The gospel - an invitation to joy: this is true indeed. When we want to convey the gospel to others, it must sound like that, so that even a corrupt man like Zacchaeus, filled with joy over the visit of Jesus, is moved to change his life to the better (Luke 19:1-10).
The gospel is an invitation to participate in the joy of God over His creation, when He looked at all he had made, and saw that it was really good (Gen. 1:31). It is an invitation to realize that I belong to His creation, that I, made in His image (Gen. 1:27), am a valuable being, designed to grow into a letter of God's love for others (2 Cor. 3:3); that all the hardship and temptation in my life are part of God's training plan to make me fit for a life of eternal quality: A life that I, those around me, and God find worthwhile; a life that radiates God's joy because it cannot be crushed by adversities (Rom. 8:28-39).
The gospel is an invitation to the joy of love, a joy that we experience when we are caring and diligent, a joy we experience when we are cared for and appreciated, a joy we feel when we are accepted without having to hide our weaknesses (Ps. 32). The joy of love that brings forth the fruits of a life guided by the spirit of God (Gal. 5:22-23); the joy of love whose presence makes up for many imperfections (1 Pet. 4:8); the joy which makes us grow strong in patience, consideration, selflessness, courage and forgiveness, the attributes of love (1 Cor. 13:4-7).
The gospel is an invitation to participate in the joy of the angels when someone comes to life again after having been lost for God (Luke 15:1-32); to celebrate the generosity of God who shares with us His riches even if we do not deserve it, because He loves us (Is. 62:3-5). The joy of being forgiven for our own failures in life, and for having a new opportunity to begin. The joy of resurrection is not only an option for the distant future; it can become reality now if we turn from our lifeless rat race to a life in the guiding presence of God (Ps. 1).

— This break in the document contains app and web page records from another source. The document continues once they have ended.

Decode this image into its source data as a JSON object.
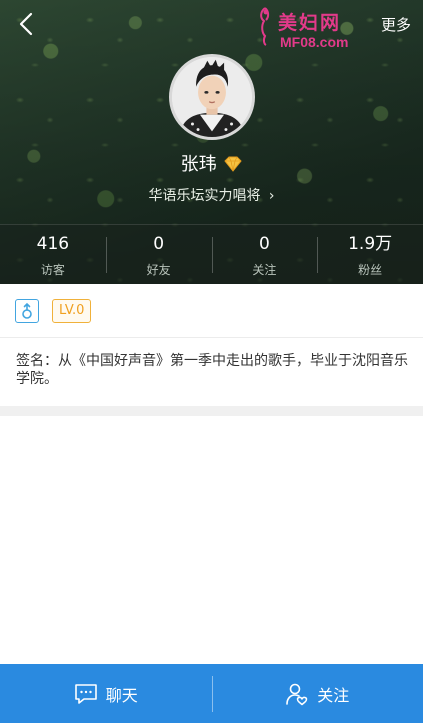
{
  "header": {
    "more_label": "更多",
    "watermark_cn": "美妇网",
    "watermark_en": "MF08.com"
  },
  "profile": {
    "name": "张玮",
    "title": "华语乐坛实力唱将",
    "vip_icon": "diamond-icon",
    "avatar_icon": "avatar-photo"
  },
  "stats": [
    {
      "value": "416",
      "label": "访客"
    },
    {
      "value": "0",
      "label": "好友"
    },
    {
      "value": "0",
      "label": "关注"
    },
    {
      "value": "1.9万",
      "label": "粉丝"
    }
  ],
  "badges": {
    "gender_icon": "male-icon",
    "level": "LV.0"
  },
  "signature": {
    "label": "签名：",
    "text": "从《中国好声音》第一季中走出的歌手，毕业于沈阳音乐学院。"
  },
  "bottom_bar": {
    "chat_label": "聊天",
    "follow_label": "关注"
  },
  "colors": {
    "accent": "#2a8ae0",
    "level": "#f0a020",
    "gender": "#42a5e0",
    "watermark": "#e23a8a"
  }
}
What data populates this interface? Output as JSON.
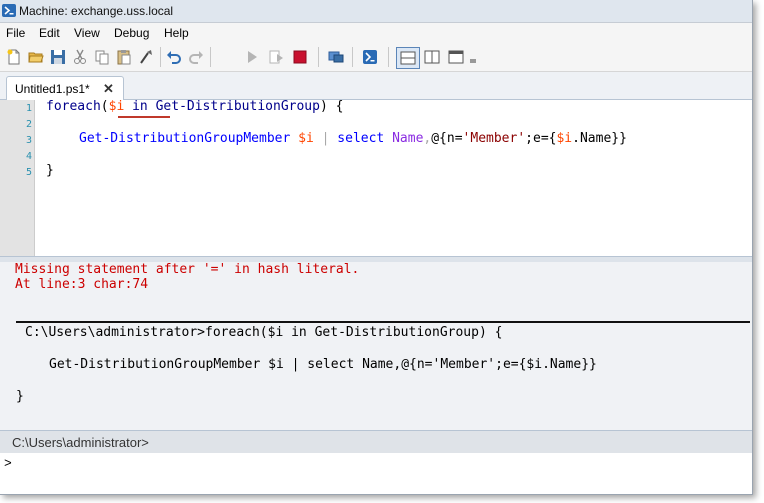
{
  "window": {
    "title": "Machine: exchange.uss.local"
  },
  "menu": [
    "File",
    "Edit",
    "View",
    "Debug",
    "Help"
  ],
  "toolbar": {
    "icons": [
      "new-file-icon",
      "open-folder-icon",
      "save-icon",
      "cut-icon",
      "copy-icon",
      "paste-icon",
      "clear-icon",
      "undo-icon",
      "redo-icon",
      "run-script-icon",
      "run-selection-icon",
      "stop-icon",
      "remote-powershell-icon",
      "powershell-console-icon",
      "layout-top-icon",
      "layout-right-icon",
      "layout-max-icon"
    ]
  },
  "tabs": [
    {
      "label": "Untitled1.ps1*",
      "close": "✕"
    }
  ],
  "editor": {
    "line_numbers": [
      "1",
      "2",
      "3",
      "4",
      "5"
    ],
    "line1": {
      "kw": "foreach",
      "open": "(",
      "var": "$i",
      "in": " in ",
      "cmd": "Get-DistributionGroup",
      "close": ") {"
    },
    "line3": {
      "cmd": "Get-DistributionGroupMember",
      "sp1": " ",
      "var": "$i",
      "pipe": " | ",
      "select": "select",
      "sp2": " ",
      "args": "Name",
      "comma": ",",
      "hash": "@{n=",
      "str": "'Member'",
      "semi": ";e={",
      "var2": "$i",
      "prop": ".Name}}"
    },
    "line5": "}"
  },
  "output": {
    "error_lines": [
      "Missing statement after '=' in hash literal.",
      "At line:3 char:74"
    ],
    "echo_lines": [
      "C:\\Users\\administrator>foreach($i in Get-DistributionGroup) {",
      "Get-DistributionGroupMember $i | select Name,@{n='Member';e={$i.Name}}",
      "}"
    ]
  },
  "prompt": {
    "path": "C:\\Users\\administrator>"
  },
  "command_input": {
    "value": ">"
  }
}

The gospel is an invitation to the joy of freedom. We need no longer be slaves of destructive passions and desires (Rom. 6:20-23). We have a new master, Jesus Christ, who paid for our freedom with His life. He, the author of life (John 11:25-26), knows us better than we ever can, and He knows how to develop the best in us (Prov. 8:1-21). As children of God we are free to do whatever is constructive (1 Cor. 10:23-24), constrained only by the demands of love (Rom. 13:8).

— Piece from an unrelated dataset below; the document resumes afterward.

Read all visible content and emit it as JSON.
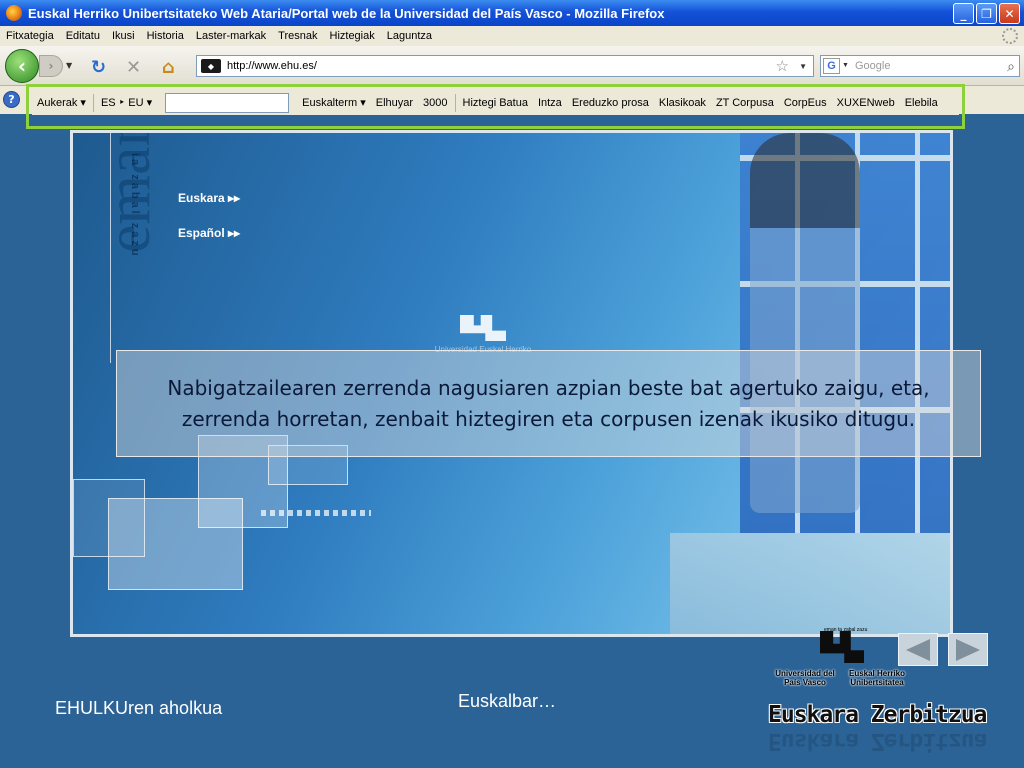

The gospel is an invitation to the joy of perfection, the joy that we experience when we see something excellent, or when we have done something well. Nature is full of proof that God cherishes perfection (Ps. 19; Rom. 1:20), and, made in His image, we cannot fail being impressed, too. And Jesus has the confidence that we become perfect, too, beginning now (Matth. 5:48; Rom. 8:29; 1 John 4:18) and reaching into eternity (1 John 3:2; Phil. 3:21).
The gospel is an invitation to the joy of hope, the joy that brightens our day when the present seems bleak (Ps. 56). The joy of hope, nourished by the realization that God cares for us (Luke 12:22-31), shields us from the nagging desperation that creeps into our heart when disaster strikes (Ps. 46), when threatened by enemies (Prov. 16:7), when we feel abandoned or are struck by long-term illness (Ps. 88), when our plans fail (Prov. 19:21), when we lose someone or something important to us (Job 1:21). And there is the joy of looking forward to the end of times, when, in the new world God is preparing, there will be neither death nor sorrow, crying, or pain (Rev. 21:4).
But most of all, the gospel is an invitation to enjoy the presence of God (Matth. 4:17; 28:20; John 15:4-5). The joy of being with God (Neh. 8:10; Phil. 4:4) is the heart of all true joy, and makes up for all the difficulties we have to face in life (Ps. 73:23-28). Without God, we are weakest in the storms of life where we'd need strength most desperately; with Him we are invincible (Matth. 7:24-27). As servants of God, we are a source of strength and consolation for those in despair (2 Cor. 6:4-10): they see in us a living proof that unfortunate circumstances need not decide on the quality of life, if it is based on eternal values - values offered to us by a motherly caring God (Is. 66:13).
Arnold Neumaier (Arnold.Neumaier@univie.ac.at)